With the resurgence of live music, most attendees of the first Silverado showdown seemed excited to attend a festival that provided a comfortable atmosphere on a cool, cloudy day, but some people. Was still thinking about how to act in the crowd.
There was the first hesitation and awkwardness among concert attendees when the gates opened at noon for rockabilly and punk rock fests at Oak Canyon Park in Silverado on Saturday. The sign asked people to wash their hands and social distance, but it failed to answer some questions about how to keep distance in the audience and whether they should wear masks.
Attendees who appeared early in the day tended to stick together. The capacity was limited to about 2,500, and there was ample space in the vast lawn area in front of the stage. Some have decided to install chairs and blankets behind them to maintain the ultimate social distance. Some wore face masks, while others seemed to be celebrating the latest CDC guidelines to ease mask obligations for people vaccinated with COVID-19.
“I honestly have goose bumps.” Brewhaha Production Festival Promoter Cameron Collins He talked about his first event since the pandemic began.
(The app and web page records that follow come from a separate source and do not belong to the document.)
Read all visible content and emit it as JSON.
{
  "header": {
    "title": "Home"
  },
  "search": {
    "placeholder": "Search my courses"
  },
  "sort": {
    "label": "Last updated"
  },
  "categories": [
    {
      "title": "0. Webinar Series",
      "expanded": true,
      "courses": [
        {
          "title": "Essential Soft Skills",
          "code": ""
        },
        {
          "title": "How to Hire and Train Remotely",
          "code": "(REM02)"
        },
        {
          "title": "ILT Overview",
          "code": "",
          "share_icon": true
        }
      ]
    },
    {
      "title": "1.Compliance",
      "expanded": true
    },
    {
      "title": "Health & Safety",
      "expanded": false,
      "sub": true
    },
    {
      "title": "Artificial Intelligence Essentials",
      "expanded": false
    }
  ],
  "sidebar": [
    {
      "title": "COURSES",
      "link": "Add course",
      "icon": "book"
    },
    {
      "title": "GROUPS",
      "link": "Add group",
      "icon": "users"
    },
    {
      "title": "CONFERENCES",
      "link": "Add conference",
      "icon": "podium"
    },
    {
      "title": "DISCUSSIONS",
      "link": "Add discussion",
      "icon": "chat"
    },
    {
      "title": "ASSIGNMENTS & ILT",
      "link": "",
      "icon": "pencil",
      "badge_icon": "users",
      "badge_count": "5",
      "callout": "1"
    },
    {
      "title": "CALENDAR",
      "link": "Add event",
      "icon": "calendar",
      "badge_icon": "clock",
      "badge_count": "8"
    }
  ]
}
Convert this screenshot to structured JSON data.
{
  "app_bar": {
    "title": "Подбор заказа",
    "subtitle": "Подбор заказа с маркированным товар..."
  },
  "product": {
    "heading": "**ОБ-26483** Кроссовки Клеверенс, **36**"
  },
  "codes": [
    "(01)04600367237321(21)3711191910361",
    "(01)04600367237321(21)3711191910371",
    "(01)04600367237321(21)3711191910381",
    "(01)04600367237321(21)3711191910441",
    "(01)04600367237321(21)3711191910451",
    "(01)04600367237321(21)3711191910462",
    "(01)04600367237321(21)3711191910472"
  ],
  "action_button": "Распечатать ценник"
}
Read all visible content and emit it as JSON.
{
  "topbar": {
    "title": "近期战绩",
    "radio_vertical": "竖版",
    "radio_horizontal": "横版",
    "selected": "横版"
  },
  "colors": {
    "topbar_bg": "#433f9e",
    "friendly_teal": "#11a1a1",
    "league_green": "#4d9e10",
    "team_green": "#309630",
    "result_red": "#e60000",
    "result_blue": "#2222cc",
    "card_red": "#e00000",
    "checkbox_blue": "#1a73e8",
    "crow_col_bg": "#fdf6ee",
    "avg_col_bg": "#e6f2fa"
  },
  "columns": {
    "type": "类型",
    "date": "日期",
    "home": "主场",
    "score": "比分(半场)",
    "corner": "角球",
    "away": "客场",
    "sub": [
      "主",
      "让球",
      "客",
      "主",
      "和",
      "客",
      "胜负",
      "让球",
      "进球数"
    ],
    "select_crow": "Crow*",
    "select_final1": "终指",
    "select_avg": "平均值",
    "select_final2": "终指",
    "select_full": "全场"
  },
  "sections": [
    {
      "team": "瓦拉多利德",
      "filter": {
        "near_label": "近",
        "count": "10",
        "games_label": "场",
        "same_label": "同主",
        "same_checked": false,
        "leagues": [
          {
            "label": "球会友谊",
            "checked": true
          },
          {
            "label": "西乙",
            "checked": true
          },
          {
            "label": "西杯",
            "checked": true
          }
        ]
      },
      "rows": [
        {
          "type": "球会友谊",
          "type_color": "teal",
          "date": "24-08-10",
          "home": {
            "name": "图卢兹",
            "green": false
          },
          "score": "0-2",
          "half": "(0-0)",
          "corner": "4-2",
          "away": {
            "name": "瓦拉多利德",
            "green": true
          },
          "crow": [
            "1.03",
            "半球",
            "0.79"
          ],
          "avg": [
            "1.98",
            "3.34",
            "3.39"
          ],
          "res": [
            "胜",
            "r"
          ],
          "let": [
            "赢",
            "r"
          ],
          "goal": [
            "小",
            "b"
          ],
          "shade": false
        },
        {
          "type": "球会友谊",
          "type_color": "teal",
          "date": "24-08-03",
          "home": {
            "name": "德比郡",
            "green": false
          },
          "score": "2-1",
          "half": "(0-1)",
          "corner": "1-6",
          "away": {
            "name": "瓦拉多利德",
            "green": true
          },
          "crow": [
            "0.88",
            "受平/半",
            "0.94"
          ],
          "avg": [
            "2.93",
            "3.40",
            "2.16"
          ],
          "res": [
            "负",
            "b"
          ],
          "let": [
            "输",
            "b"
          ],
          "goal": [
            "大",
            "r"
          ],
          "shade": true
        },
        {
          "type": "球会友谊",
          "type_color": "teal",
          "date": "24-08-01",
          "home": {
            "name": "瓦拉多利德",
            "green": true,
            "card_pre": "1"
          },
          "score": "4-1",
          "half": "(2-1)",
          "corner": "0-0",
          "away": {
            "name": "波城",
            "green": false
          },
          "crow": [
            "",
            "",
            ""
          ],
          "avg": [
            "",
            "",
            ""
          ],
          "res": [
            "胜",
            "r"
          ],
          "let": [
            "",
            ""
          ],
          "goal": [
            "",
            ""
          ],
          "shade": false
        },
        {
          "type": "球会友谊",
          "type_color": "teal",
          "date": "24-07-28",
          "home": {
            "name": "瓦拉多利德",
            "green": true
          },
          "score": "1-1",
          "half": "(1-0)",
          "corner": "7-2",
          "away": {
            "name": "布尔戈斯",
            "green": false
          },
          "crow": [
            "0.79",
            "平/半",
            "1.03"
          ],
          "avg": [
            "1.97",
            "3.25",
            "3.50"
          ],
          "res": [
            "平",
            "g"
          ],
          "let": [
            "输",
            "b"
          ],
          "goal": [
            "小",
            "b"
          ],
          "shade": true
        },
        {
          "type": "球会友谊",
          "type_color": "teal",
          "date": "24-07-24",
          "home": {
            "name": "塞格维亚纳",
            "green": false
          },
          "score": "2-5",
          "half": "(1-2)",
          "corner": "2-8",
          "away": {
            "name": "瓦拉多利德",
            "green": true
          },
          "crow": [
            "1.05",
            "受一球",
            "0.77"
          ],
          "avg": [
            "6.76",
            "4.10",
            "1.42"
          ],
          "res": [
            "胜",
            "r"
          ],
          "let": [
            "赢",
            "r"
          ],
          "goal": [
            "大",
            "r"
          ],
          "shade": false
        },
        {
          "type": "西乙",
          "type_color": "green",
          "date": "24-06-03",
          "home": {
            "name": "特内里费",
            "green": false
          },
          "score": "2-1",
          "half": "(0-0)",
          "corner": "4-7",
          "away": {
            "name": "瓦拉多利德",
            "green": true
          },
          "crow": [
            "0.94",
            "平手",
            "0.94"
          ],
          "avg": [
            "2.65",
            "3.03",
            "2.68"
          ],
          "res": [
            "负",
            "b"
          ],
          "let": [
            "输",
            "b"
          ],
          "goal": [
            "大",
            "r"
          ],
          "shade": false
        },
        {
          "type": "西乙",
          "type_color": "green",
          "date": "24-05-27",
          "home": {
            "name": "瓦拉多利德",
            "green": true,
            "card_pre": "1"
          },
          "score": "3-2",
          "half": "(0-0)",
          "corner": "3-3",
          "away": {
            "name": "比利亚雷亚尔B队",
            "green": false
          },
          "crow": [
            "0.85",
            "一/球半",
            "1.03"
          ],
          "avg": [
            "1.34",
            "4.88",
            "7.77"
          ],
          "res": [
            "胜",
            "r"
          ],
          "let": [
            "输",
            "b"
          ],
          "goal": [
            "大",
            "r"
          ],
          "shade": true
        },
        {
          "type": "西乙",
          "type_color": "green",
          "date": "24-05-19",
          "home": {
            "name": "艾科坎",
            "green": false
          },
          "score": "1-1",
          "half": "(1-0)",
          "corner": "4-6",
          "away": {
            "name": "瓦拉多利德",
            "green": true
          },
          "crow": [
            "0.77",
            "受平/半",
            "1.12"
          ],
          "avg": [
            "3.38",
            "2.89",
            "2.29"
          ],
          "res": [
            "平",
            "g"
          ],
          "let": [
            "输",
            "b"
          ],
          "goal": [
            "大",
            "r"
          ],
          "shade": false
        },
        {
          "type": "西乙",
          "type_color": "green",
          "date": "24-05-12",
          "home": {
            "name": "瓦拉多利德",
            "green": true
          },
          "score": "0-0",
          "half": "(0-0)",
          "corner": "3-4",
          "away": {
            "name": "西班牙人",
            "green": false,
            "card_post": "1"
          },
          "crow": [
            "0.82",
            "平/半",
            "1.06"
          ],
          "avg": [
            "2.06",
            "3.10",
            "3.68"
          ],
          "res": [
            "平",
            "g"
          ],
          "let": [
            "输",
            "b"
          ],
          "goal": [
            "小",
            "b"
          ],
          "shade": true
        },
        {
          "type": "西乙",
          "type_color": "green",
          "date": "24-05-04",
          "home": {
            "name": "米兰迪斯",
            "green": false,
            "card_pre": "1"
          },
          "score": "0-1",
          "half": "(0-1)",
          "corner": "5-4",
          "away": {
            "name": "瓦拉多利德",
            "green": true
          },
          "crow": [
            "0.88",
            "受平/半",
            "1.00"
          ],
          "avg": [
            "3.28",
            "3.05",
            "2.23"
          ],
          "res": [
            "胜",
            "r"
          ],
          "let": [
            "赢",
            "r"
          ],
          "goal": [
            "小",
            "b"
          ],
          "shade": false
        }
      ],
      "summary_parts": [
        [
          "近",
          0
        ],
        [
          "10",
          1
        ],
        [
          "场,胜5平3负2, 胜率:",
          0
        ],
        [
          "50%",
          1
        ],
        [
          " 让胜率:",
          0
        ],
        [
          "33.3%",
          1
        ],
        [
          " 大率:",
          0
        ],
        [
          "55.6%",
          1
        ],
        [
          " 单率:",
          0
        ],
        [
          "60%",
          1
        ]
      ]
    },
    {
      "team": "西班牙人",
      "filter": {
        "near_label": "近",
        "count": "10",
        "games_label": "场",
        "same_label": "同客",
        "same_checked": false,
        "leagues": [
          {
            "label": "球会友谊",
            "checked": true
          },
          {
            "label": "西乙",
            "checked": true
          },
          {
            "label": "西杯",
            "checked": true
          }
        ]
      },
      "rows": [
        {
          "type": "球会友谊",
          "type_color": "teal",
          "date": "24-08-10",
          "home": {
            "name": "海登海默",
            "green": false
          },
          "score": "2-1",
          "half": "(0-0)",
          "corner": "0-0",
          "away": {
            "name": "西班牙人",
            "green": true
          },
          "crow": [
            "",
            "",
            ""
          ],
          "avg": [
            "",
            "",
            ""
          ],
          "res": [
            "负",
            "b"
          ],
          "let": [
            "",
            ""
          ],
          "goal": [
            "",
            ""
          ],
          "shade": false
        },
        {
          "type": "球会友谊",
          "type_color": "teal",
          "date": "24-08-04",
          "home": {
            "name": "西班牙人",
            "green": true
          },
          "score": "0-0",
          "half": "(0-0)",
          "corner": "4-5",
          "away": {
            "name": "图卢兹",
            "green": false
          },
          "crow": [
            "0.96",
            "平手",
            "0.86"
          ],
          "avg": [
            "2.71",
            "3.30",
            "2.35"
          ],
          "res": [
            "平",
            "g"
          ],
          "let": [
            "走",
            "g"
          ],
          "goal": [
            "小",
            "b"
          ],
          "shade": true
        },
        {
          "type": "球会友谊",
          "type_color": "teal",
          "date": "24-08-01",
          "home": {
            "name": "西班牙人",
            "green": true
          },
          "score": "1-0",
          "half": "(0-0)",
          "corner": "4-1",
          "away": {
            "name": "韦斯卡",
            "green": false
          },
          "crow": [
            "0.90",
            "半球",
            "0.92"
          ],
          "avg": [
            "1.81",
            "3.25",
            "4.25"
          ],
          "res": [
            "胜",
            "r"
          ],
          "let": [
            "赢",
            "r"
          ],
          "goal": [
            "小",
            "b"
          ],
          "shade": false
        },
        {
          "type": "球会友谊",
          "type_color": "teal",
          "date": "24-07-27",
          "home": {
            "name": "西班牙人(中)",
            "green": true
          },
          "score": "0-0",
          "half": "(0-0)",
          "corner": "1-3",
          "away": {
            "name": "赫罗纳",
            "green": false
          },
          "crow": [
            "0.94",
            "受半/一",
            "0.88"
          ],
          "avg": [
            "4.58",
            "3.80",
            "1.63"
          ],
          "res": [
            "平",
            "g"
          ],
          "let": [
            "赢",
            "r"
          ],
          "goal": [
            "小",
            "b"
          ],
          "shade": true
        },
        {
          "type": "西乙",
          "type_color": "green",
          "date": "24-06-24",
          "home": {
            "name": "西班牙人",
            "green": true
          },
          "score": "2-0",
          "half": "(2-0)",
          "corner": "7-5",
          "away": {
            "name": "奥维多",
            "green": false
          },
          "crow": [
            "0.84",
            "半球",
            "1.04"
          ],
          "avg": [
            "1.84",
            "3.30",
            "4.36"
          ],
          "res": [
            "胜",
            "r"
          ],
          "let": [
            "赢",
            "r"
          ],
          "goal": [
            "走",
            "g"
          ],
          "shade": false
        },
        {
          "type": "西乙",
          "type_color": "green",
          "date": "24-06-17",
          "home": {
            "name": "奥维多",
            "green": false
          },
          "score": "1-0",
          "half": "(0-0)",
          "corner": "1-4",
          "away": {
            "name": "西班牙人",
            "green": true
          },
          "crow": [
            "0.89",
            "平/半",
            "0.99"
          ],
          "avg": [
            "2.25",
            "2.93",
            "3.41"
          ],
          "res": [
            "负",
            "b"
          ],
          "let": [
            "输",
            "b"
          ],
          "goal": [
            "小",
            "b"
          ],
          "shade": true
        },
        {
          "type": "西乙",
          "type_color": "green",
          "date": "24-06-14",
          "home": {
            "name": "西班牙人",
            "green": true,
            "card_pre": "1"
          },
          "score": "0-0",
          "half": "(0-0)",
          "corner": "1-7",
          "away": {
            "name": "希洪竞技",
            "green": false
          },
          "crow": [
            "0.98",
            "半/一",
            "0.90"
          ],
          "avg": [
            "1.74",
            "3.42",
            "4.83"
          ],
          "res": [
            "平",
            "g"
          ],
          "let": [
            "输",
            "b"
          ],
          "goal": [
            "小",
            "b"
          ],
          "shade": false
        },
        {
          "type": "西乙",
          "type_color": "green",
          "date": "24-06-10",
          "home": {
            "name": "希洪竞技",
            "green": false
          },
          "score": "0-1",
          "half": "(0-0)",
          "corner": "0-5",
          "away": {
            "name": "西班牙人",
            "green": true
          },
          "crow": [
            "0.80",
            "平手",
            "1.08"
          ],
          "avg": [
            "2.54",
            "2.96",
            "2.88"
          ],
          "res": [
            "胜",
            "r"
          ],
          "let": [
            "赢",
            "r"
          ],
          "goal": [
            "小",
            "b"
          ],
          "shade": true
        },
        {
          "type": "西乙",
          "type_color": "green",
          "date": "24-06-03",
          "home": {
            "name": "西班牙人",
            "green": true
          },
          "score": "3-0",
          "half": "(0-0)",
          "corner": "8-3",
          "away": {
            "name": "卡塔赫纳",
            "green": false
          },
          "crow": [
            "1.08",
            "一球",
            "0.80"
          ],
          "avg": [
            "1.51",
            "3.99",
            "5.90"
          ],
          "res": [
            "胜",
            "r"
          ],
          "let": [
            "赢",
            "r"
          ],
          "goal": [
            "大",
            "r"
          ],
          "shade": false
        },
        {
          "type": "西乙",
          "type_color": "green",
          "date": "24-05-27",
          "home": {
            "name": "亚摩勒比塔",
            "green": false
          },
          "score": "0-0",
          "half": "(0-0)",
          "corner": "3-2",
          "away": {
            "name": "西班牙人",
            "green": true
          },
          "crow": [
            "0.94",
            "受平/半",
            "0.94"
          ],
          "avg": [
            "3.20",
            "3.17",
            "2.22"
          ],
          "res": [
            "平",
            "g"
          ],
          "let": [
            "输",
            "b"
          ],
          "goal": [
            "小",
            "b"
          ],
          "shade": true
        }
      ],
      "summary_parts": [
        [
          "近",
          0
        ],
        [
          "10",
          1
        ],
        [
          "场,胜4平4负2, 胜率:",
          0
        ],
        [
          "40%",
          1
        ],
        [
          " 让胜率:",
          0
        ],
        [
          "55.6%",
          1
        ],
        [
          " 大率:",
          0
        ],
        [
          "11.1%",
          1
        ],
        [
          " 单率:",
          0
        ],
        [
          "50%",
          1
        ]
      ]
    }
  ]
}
As early bands Greg Antista and Lonely Street, Wreckless Ones, and Jesse Dayton went on stage, fans paraded around the property, checking out classic car shows, picking up cold beers, and food trucks. I nodded to the fare. After these acts, I was able to find various band members hanging out in the crowd and visit their merchandise booth with their fans. Some women dressed in nine competed in the Miss Silverado Showdown Pinup Pageant.
But during the set of Delta bombers, things went wild when the mosh pits were formed. Vocalist and guitarist Chris Moinichen saw the turmoil from the stage and sought security intervention, with an Orange County Sheriff’s agent rushing to the stage. It was a desperate scene with dozens of people involved and punches flying around. Guards and agents managed things, kicked out troublemakers, and took care of those involved in the fight.
It was very confusing to announce that the Delta bomber had been asked by sheriffs to finish the set early to calm the crowd. Time out by your parents because of what your siblings did. The shutdown lasted almost an hour as things were tidied up. Beer is no longer sold and vendors hand out cold cans of water. The DJ on stage played a fun and bright record while waiting for the next act.
“This is why we don’t have good things,” said one patron when he shook his head.
By the time Throw Rag was on stage, everyone was ready to resume a good time. Vocalist Sean Wheeler had the right energy for the crowd to regain, but the mosh was minimal and people took the best action at intervals.
The festival’s headliner, Nekromantix, was fired and ready to get out of quarantine.
Bassist vocalist Kim Nekroman joked, “I’ve never met so many people in two … years,” as it took a while to investigate the audience. “I don’t know if you or I are more enthusiastic. To be honest, I haven’t touched the base for seven months.”
He may have been joking about the last part. Everything is very easy when he wields his characteristic casket-shaped bass and the trio releases songs such as “Demon is a Girl’s Best Friend,” “Wrecking Ball,” and “Alice in Psycholand.” It looked like I was back in.
Necroman took a break on the set and sent the band’s T-shirts to the crowd. He admitted that he made a little hoarse after “Devil Smile” and “Gargoyle”, but fans were there to fill the gap.
At the end of the day, it was a fun first show after 14 months of direct large-scale concert events in Southern California that didn’t take place in a drive-in style. But obviously, some people weren’t ready to go back to the wild.
What it was like at Silverado Showdown, Orange County’s first large-scale concert since COVID-19 shutdown – Orange County Register Source link What it was like at Silverado Showdown, Orange County’s first large-scale concert since COVID-19 shutdown – Orange County Register